When the Game Stands Tall
“When the Game Stands Tall” is a very good and very atypical sports drama. The hook is that it’s about the longest winning streak in American sports history, as the De La Salle High School Spartans from Concord, Calif., went 11 years without losing — 151 wins in a row.
But the man at the middle of that story, Bob Ladouceur, seems almost embarrassed about the win streak. In fact, the sport of football is practically secondary to the lessons he’s trying to impart — about giving a perfect individual effort, relying and being relied upon by those around you, and forming a bond of brotherhood that will help ease the journey from boyhood to manhood.
Played with a calm, almost monotone voice and personality by Jim Caviezel, Ladouceur was repeatedly courted by big college football programs waiving huge paychecks. But he chose to remain at De La Salle until his retirement last year, because he felt he had something to teach high schoolers that would be lost on men at a university.
Upon hearing one of his players promise before a game that he would rather die than fail to give his best effort, the coach sternly corrects him and provides the sort of perspective you never hear in a sports flick: “Collapse — not die. It’s a high school football game.”
He is in many ways the polar opposite of the central character in “Coach Carter,” which was also directed by Thomas Carter. While that coach was an immense personality who took the extraordinary step of benching his entire team of starters, Ladouceur is the sort of fellow who disappears in a crowd.
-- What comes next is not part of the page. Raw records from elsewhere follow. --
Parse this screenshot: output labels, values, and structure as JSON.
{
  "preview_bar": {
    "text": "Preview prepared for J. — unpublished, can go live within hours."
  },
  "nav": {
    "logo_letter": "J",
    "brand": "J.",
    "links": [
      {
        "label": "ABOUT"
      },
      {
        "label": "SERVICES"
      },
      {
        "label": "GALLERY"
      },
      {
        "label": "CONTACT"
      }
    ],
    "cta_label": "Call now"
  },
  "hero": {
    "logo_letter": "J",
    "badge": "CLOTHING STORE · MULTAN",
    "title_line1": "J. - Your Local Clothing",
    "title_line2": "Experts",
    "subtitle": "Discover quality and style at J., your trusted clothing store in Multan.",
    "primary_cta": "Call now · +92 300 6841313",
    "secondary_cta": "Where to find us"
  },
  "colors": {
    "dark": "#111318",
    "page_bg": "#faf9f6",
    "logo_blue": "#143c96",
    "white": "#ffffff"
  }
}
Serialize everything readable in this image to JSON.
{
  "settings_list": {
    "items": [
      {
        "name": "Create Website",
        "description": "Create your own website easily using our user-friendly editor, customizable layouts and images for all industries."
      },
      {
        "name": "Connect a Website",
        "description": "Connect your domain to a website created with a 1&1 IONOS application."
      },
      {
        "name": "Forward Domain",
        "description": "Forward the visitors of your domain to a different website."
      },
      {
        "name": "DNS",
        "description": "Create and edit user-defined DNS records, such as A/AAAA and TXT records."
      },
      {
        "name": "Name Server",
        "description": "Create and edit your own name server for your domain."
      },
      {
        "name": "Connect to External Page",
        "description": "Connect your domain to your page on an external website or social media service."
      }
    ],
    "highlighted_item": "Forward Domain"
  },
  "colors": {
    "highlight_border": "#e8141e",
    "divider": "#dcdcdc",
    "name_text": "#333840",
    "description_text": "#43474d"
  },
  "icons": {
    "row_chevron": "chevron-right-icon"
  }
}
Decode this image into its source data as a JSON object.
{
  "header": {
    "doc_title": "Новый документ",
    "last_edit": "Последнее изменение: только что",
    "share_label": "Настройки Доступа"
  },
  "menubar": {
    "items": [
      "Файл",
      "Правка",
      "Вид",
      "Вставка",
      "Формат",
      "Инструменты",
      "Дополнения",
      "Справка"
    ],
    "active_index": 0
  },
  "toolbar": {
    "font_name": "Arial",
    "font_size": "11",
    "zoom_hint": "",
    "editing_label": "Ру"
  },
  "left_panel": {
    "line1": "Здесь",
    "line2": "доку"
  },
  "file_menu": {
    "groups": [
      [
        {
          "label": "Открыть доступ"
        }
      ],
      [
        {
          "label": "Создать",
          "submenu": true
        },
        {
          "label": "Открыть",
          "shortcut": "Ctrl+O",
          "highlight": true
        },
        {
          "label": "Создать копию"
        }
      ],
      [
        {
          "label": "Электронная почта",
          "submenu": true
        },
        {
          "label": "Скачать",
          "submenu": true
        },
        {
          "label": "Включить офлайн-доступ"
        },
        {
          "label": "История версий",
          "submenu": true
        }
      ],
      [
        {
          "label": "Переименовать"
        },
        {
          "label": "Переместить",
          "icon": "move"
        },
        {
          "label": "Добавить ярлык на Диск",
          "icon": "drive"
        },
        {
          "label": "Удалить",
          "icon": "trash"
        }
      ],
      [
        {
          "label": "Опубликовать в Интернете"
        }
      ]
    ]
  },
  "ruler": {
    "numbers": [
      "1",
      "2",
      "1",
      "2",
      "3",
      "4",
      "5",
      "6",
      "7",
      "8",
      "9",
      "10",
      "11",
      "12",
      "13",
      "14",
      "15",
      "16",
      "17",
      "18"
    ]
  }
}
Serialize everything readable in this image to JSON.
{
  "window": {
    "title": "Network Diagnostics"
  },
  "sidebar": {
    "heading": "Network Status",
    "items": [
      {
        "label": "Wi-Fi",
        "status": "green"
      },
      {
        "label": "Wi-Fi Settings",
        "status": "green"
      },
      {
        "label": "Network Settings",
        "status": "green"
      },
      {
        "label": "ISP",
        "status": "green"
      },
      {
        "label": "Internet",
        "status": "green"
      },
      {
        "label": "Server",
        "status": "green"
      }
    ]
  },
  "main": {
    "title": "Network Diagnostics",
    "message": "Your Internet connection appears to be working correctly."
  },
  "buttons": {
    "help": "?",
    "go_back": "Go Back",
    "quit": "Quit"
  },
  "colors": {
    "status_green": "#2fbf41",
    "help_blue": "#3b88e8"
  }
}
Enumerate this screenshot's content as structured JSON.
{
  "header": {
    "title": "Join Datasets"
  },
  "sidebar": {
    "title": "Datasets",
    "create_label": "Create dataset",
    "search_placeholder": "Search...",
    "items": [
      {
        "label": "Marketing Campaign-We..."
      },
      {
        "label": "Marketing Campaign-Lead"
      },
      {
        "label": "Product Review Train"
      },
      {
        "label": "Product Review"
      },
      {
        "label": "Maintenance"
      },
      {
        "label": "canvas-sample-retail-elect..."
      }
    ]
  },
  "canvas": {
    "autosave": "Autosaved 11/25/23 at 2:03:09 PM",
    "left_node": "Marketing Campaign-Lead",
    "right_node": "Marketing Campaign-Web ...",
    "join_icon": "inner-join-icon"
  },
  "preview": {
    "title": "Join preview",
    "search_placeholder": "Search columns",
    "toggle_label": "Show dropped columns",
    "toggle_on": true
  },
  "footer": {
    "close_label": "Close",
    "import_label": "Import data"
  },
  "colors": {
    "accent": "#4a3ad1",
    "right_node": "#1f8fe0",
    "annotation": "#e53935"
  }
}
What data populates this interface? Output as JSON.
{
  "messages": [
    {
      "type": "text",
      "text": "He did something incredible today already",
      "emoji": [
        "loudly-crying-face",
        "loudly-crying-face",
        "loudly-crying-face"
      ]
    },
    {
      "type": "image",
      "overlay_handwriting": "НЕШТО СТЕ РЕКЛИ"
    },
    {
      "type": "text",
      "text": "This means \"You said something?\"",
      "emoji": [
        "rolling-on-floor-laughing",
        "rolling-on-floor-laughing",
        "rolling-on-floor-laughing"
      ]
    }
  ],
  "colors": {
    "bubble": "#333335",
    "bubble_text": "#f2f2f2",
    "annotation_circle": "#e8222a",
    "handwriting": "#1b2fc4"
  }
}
He barely speaks from the sidelines during games, occasionally grabbing a player’s shoulder pads so he can whisper play calls into his ear.
The story, written by Scott Marshall Smith (“Men of Honor”) and based on the book by Neil Hayes, follows the team through the tumultuous 2004 season, when a team of relatively unseasoned players blew the winning streak in their opening game and then lost their next game, putting not just their season but the entire identity of the school on the brink.
It’s an interesting and appealing twist on the old saw of taking a bunch of misfits and turning them into winners. Here, we glimpse the highs and lows of the sport, as winners become losers and must carefully, painstakingly earn their way back to the top.
The De La Salle program isn’t like most others. It’s a Christian school, so the players’ and coaches’ faith plays a pivotal role in their ethos. They literally walk onto the field hand-in-hand with each other, both as a sign of their fraternity and to psyche out opponents. Players are made responsible for each other’s performance, even writing out their goals for the next season and charging another teammate to hold them to it.
Challenges await as one season ends and preparation for another begins. A beloved player (a charismatic Stephan James) is murdered two days before leaving for college on a football scholarship. Ladouceur endures troubles on the home front (Laura Dern plays his wife, Matthew Daddario his son) and a personal setback. The team’s captain and star running back (a solid Alexander Ludwig) is ridden hard by his superfan dad (Clancy Brown), who pushes him to strive for the state touchdown record rather than leading the team.
I also enjoyed Michael Chiklis as Terry, Ladouceur’s jumpy assistant coach and best friend; Joe Massingill as Beaser, a stolid offensive lineman; and Jessie Usher as Tayshon, a lightning-fast but callow wide receiver who resists his coach’s altruistic teachings.
“When the Game Stands Tall” succeeds by shunning almost every trope of the rah-rah sports genre, celebrating selflessness and solidarity over outsized personalities and individual glory. This is a movie about what it takes to be great, rather than reveling in any one win, or many.